Return every record below exactly as written, omitting any pictures.

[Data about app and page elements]
══════
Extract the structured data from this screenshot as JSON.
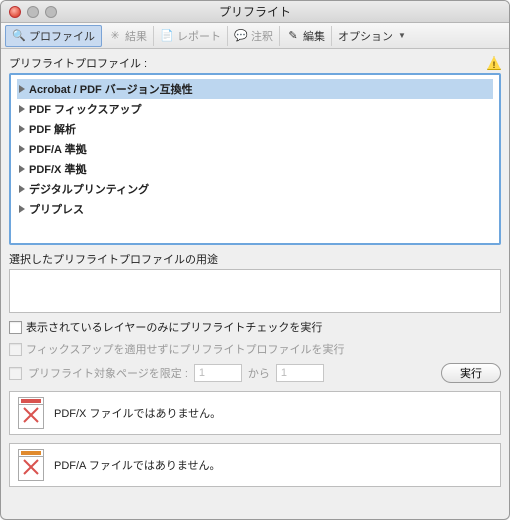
{
  "window": {
    "title": "プリフライト"
  },
  "toolbar": {
    "items": [
      {
        "label": "プロファイル",
        "active": true
      },
      {
        "label": "結果",
        "disabled": true
      },
      {
        "label": "レポート",
        "disabled": true
      },
      {
        "label": "注釈",
        "disabled": true
      },
      {
        "label": "編集"
      },
      {
        "label": "オプション",
        "dropdown": true
      }
    ]
  },
  "section_label": "プリフライトプロファイル :",
  "tree": {
    "items": [
      {
        "label": "Acrobat / PDF バージョン互換性",
        "selected": true
      },
      {
        "label": "PDF フィックスアップ"
      },
      {
        "label": "PDF 解析"
      },
      {
        "label": "PDF/A 準拠"
      },
      {
        "label": "PDF/X 準拠"
      },
      {
        "label": "デジタルプリンティング"
      },
      {
        "label": "プリプレス"
      }
    ]
  },
  "usage_label": "選択したプリフライトプロファイルの用途",
  "checks": {
    "c1": "表示されているレイヤーのみにプリフライトチェックを実行",
    "c2": "フィックスアップを適用せずにプリフライトプロファイルを実行",
    "range_label": "プリフライト対象ページを限定 :",
    "from": "1",
    "to_label": "から",
    "to": "1"
  },
  "run_button": "実行",
  "status": {
    "pdfx": "PDF/X ファイルではありません。",
    "pdfa": "PDF/A ファイルではありません。"
  }
}
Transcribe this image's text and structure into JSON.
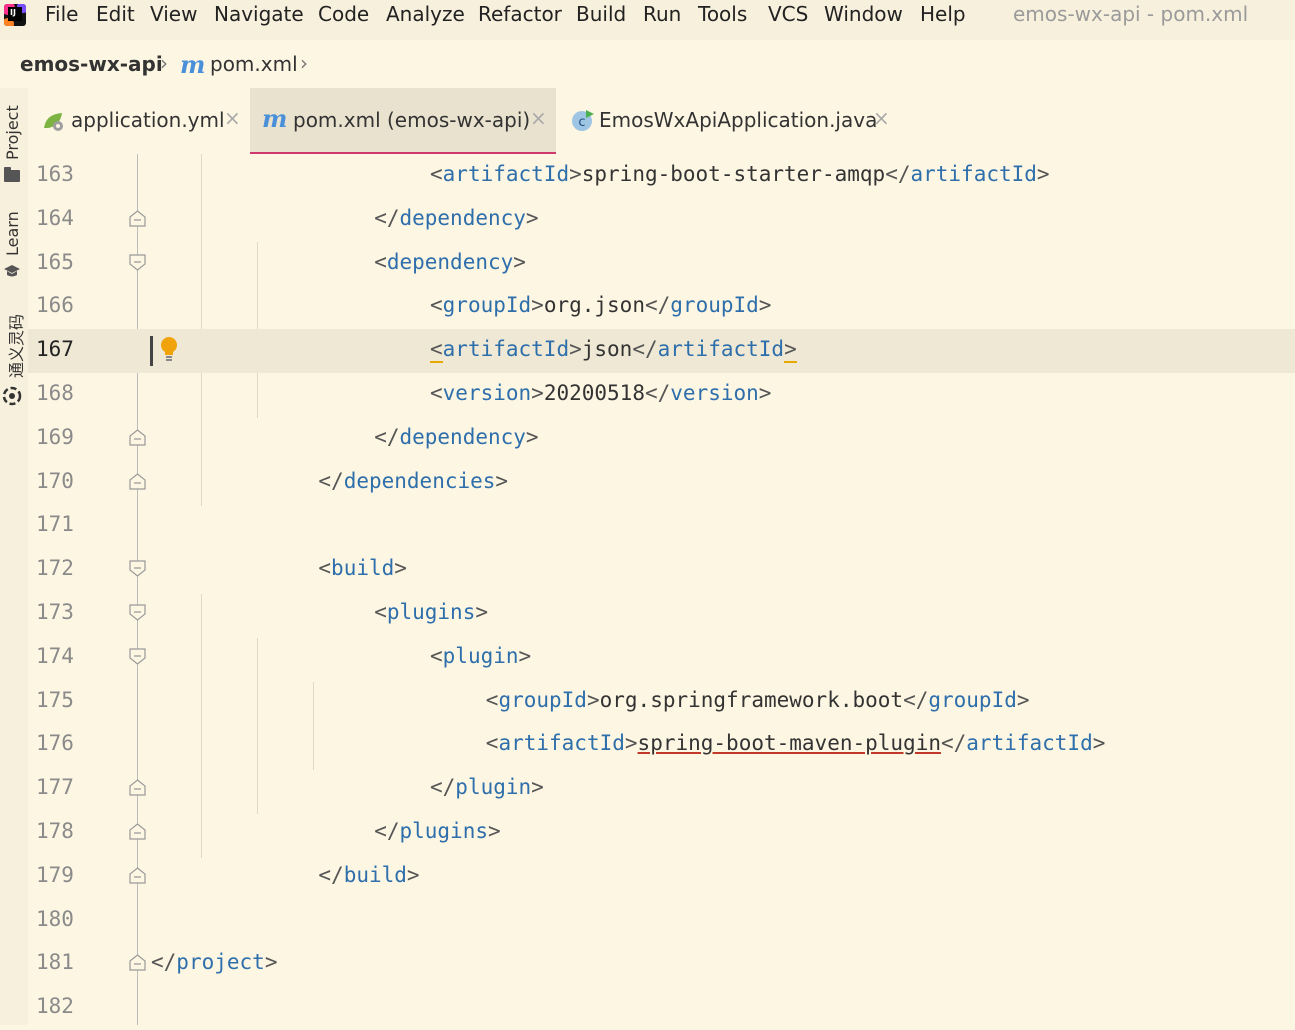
{
  "menu": {
    "items": [
      "File",
      "Edit",
      "View",
      "Navigate",
      "Code",
      "Analyze",
      "Refactor",
      "Build",
      "Run",
      "Tools",
      "VCS",
      "Window",
      "Help"
    ],
    "window_title": "emos-wx-api - pom.xml"
  },
  "breadcrumb": {
    "project": "emos-wx-api",
    "file": "pom.xml"
  },
  "toolstrip": {
    "project": "Project",
    "learn": "Learn",
    "ai": "通义灵码"
  },
  "tabs": [
    {
      "label": "application.yml",
      "icon": "yaml-spring-icon",
      "active": false
    },
    {
      "label": "pom.xml (emos-wx-api)",
      "icon": "maven-icon",
      "active": true
    },
    {
      "label": "EmosWxApiApplication.java",
      "icon": "java-class-icon",
      "active": false
    }
  ],
  "editor": {
    "current_line": 167,
    "lines": [
      {
        "n": "163",
        "pre": "<",
        "tag": "artifactId",
        "mid": ">",
        "text": "spring-boot-starter-amqp",
        "close": "</",
        "ctag": "artifactId",
        "end": ">"
      },
      {
        "n": "164",
        "pre": "</",
        "tag": "dependency",
        "mid": ">"
      },
      {
        "n": "165",
        "pre": "<",
        "tag": "dependency",
        "mid": ">"
      },
      {
        "n": "166",
        "pre": "<",
        "tag": "groupId",
        "mid": ">",
        "text": "org.json",
        "close": "</",
        "ctag": "groupId",
        "end": ">"
      },
      {
        "n": "167",
        "pre": "<",
        "tag": "artifactId",
        "mid": ">",
        "text": "json",
        "close": "</",
        "ctag": "artifactId",
        "end": ">"
      },
      {
        "n": "168",
        "pre": "<",
        "tag": "version",
        "mid": ">",
        "text": "20200518",
        "close": "</",
        "ctag": "version",
        "end": ">"
      },
      {
        "n": "169",
        "pre": "</",
        "tag": "dependency",
        "mid": ">"
      },
      {
        "n": "170",
        "pre": "</",
        "tag": "dependencies",
        "mid": ">"
      },
      {
        "n": "171"
      },
      {
        "n": "172",
        "pre": "<",
        "tag": "build",
        "mid": ">"
      },
      {
        "n": "173",
        "pre": "<",
        "tag": "plugins",
        "mid": ">"
      },
      {
        "n": "174",
        "pre": "<",
        "tag": "plugin",
        "mid": ">"
      },
      {
        "n": "175",
        "pre": "<",
        "tag": "groupId",
        "mid": ">",
        "text": "org.springframework.boot",
        "close": "</",
        "ctag": "groupId",
        "end": ">"
      },
      {
        "n": "176",
        "pre": "<",
        "tag": "artifactId",
        "mid": ">",
        "text": "spring-boot-maven-plugin",
        "close": "</",
        "ctag": "artifactId",
        "end": ">"
      },
      {
        "n": "177",
        "pre": "</",
        "tag": "plugin",
        "mid": ">"
      },
      {
        "n": "178",
        "pre": "</",
        "tag": "plugins",
        "mid": ">"
      },
      {
        "n": "179",
        "pre": "</",
        "tag": "build",
        "mid": ">"
      },
      {
        "n": "180"
      },
      {
        "n": "181",
        "pre": "</",
        "tag": "project",
        "mid": ">"
      },
      {
        "n": "182"
      }
    ]
  },
  "colors": {
    "background": "#fdf6e3",
    "tag": "#2e6fab",
    "active_tab_underline": "#d0396b",
    "current_line": "#eee8d5"
  }
}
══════
▶ _EXERCISE OUTPUT_:
Extract the structured data from this screenshot as JSON.
{
  "window": {
    "title": "プリフライト"
  },
  "toolbar": {
    "items": [
      {
        "label": "プロファイル",
        "active": true
      },
      {
        "label": "結果",
        "disabled": true
      },
      {
        "label": "レポート",
        "disabled": true
      },
      {
        "label": "注釈",
        "disabled": true
      },
      {
        "label": "編集"
      },
      {
        "label": "オプション",
        "dropdown": true
      }
    ]
  },
  "section_label": "プリフライトプロファイル :",
  "tree": {
    "items": [
      {
        "label": "Acrobat / PDF バージョン互換性",
        "selected": true
      },
      {
        "label": "PDF フィックスアップ"
      },
      {
        "label": "PDF 解析"
      },
      {
        "label": "PDF/A 準拠"
      },
      {
        "label": "PDF/X 準拠"
      },
      {
        "label": "デジタルプリンティング"
      },
      {
        "label": "プリプレス"
      }
    ]
  },
  "usage_label": "選択したプリフライトプロファイルの用途",
  "checks": {
    "c1": "表示されているレイヤーのみにプリフライトチェックを実行",
    "c2": "フィックスアップを適用せずにプリフライトプロファイルを実行",
    "range_label": "プリフライト対象ページを限定 :",
    "from": "1",
    "to_label": "から",
    "to": "1"
  },
  "run_button": "実行",
  "status": {
    "pdfx": "PDF/X ファイルではありません。",
    "pdfa": "PDF/A ファイルではありません。"
  }
}
Transcribe this image's text and structure into JSON.
{
  "menu": {
    "items": [
      "File",
      "Edit",
      "View",
      "Navigate",
      "Code",
      "Analyze",
      "Refactor",
      "Build",
      "Run",
      "Tools",
      "VCS",
      "Window",
      "Help"
    ],
    "window_title": "emos-wx-api - pom.xml"
  },
  "breadcrumb": {
    "project": "emos-wx-api",
    "file": "pom.xml"
  },
  "toolstrip": {
    "project": "Project",
    "learn": "Learn",
    "ai": "通义灵码"
  },
  "tabs": [
    {
      "label": "application.yml",
      "icon": "yaml-spring-icon",
      "active": false
    },
    {
      "label": "pom.xml (emos-wx-api)",
      "icon": "maven-icon",
      "active": true
    },
    {
      "label": "EmosWxApiApplication.java",
      "icon": "java-class-icon",
      "active": false
    }
  ],
  "editor": {
    "current_line": 167,
    "lines": [
      {
        "n": "163",
        "pre": "<",
        "tag": "artifactId",
        "mid": ">",
        "text": "spring-boot-starter-amqp",
        "close": "</",
        "ctag": "artifactId",
        "end": ">"
      },
      {
        "n": "164",
        "pre": "</",
        "tag": "dependency",
        "mid": ">"
      },
      {
        "n": "165",
        "pre": "<",
        "tag": "dependency",
        "mid": ">"
      },
      {
        "n": "166",
        "pre": "<",
        "tag": "groupId",
        "mid": ">",
        "text": "org.json",
        "close": "</",
        "ctag": "groupId",
        "end": ">"
      },
      {
        "n": "167",
        "pre": "<",
        "tag": "artifactId",
        "mid": ">",
        "text": "json",
        "close": "</",
        "ctag": "artifactId",
        "end": ">"
      },
      {
        "n": "168",
        "pre": "<",
        "tag": "version",
        "mid": ">",
        "text": "20200518",
        "close": "</",
        "ctag": "version",
        "end": ">"
      },
      {
        "n": "169",
        "pre": "</",
        "tag": "dependency",
        "mid": ">"
      },
      {
        "n": "170",
        "pre": "</",
        "tag": "dependencies",
        "mid": ">"
      },
      {
        "n": "171"
      },
      {
        "n": "172",
        "pre": "<",
        "tag": "build",
        "mid": ">"
      },
      {
        "n": "173",
        "pre": "<",
        "tag": "plugins",
        "mid": ">"
      },
      {
        "n": "174",
        "pre": "<",
        "tag": "plugin",
        "mid": ">"
      },
      {
        "n": "175",
        "pre": "<",
        "tag": "groupId",
        "mid": ">",
        "text": "org.springframework.boot",
        "close": "</",
        "ctag": "groupId",
        "end": ">"
      },
      {
        "n": "176",
        "pre": "<",
        "tag": "artifactId",
        "mid": ">",
        "text": "spring-boot-maven-plugin",
        "close": "</",
        "ctag": "artifactId",
        "end": ">"
      },
      {
        "n": "177",
        "pre": "</",
        "tag": "plugin",
        "mid": ">"
      },
      {
        "n": "178",
        "pre": "</",
        "tag": "plugins",
        "mid": ">"
      },
      {
        "n": "179",
        "pre": "</",
        "tag": "build",
        "mid": ">"
      },
      {
        "n": "180"
      },
      {
        "n": "181",
        "pre": "</",
        "tag": "project",
        "mid": ">"
      },
      {
        "n": "182"
      }
    ]
  },
  "colors": {
    "background": "#fdf6e3",
    "tag": "#2e6fab",
    "active_tab_underline": "#d0396b",
    "current_line": "#eee8d5"
  }
}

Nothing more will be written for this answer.